*** DATA TO PROCESS ***

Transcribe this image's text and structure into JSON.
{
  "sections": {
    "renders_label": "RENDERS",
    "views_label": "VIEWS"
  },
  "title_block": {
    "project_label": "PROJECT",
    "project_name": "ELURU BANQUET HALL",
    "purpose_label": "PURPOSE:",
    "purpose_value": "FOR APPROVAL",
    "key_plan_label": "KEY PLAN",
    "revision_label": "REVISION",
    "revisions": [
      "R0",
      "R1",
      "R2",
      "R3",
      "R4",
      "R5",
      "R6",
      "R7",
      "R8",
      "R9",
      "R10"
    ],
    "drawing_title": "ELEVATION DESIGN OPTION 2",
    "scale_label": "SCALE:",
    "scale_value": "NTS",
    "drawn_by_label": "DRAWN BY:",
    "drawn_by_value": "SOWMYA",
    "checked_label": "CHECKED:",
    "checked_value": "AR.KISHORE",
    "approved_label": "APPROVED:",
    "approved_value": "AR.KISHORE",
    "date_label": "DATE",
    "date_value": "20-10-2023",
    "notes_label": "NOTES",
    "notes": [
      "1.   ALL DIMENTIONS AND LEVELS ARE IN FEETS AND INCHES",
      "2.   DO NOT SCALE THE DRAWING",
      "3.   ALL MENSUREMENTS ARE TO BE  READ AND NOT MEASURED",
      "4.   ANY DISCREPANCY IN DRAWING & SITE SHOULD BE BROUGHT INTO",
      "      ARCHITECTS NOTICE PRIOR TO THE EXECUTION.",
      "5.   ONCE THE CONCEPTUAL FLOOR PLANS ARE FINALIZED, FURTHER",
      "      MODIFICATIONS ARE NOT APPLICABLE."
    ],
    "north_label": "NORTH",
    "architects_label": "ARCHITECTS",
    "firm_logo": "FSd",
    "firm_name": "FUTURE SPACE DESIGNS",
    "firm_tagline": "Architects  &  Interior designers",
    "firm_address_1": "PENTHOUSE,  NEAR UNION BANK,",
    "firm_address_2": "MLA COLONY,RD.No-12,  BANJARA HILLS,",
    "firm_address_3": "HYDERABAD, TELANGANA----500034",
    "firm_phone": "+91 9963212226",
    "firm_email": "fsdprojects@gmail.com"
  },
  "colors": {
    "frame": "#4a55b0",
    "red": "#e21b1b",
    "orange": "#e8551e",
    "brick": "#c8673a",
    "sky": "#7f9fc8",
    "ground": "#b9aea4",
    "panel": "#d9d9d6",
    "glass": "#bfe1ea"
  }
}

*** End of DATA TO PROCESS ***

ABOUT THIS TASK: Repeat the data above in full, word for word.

OUTPUT FOR THIS EXERCISE:
Transcribe this image's text and structure into JSON.
{
  "sections": {
    "renders_label": "RENDERS",
    "views_label": "VIEWS"
  },
  "title_block": {
    "project_label": "PROJECT",
    "project_name": "ELURU BANQUET HALL",
    "purpose_label": "PURPOSE:",
    "purpose_value": "FOR APPROVAL",
    "key_plan_label": "KEY PLAN",
    "revision_label": "REVISION",
    "revisions": [
      "R0",
      "R1",
      "R2",
      "R3",
      "R4",
      "R5",
      "R6",
      "R7",
      "R8",
      "R9",
      "R10"
    ],
    "drawing_title": "ELEVATION DESIGN OPTION 2",
    "scale_label": "SCALE:",
    "scale_value": "NTS",
    "drawn_by_label": "DRAWN BY:",
    "drawn_by_value": "SOWMYA",
    "checked_label": "CHECKED:",
    "checked_value": "AR.KISHORE",
    "approved_label": "APPROVED:",
    "approved_value": "AR.KISHORE",
    "date_label": "DATE",
    "date_value": "20-10-2023",
    "notes_label": "NOTES",
    "notes": [
      "1.   ALL DIMENTIONS AND LEVELS ARE IN FEETS AND INCHES",
      "2.   DO NOT SCALE THE DRAWING",
      "3.   ALL MENSUREMENTS ARE TO BE  READ AND NOT MEASURED",
      "4.   ANY DISCREPANCY IN DRAWING & SITE SHOULD BE BROUGHT INTO",
      "      ARCHITECTS NOTICE PRIOR TO THE EXECUTION.",
      "5.   ONCE THE CONCEPTUAL FLOOR PLANS ARE FINALIZED, FURTHER",
      "      MODIFICATIONS ARE NOT APPLICABLE."
    ],
    "north_label": "NORTH",
    "architects_label": "ARCHITECTS",
    "firm_logo": "FSd",
    "firm_name": "FUTURE SPACE DESIGNS",
    "firm_tagline": "Architects  &  Interior designers",
    "firm_address_1": "PENTHOUSE,  NEAR UNION BANK,",
    "firm_address_2": "MLA COLONY,RD.No-12,  BANJARA HILLS,",
    "firm_address_3": "HYDERABAD, TELANGANA----500034",
    "firm_phone": "+91 9963212226",
    "firm_email": "fsdprojects@gmail.com"
  },
  "colors": {
    "frame": "#4a55b0",
    "red": "#e21b1b",
    "orange": "#e8551e",
    "brick": "#c8673a",
    "sky": "#7f9fc8",
    "ground": "#b9aea4",
    "panel": "#d9d9d6",
    "glass": "#bfe1ea"
  }
}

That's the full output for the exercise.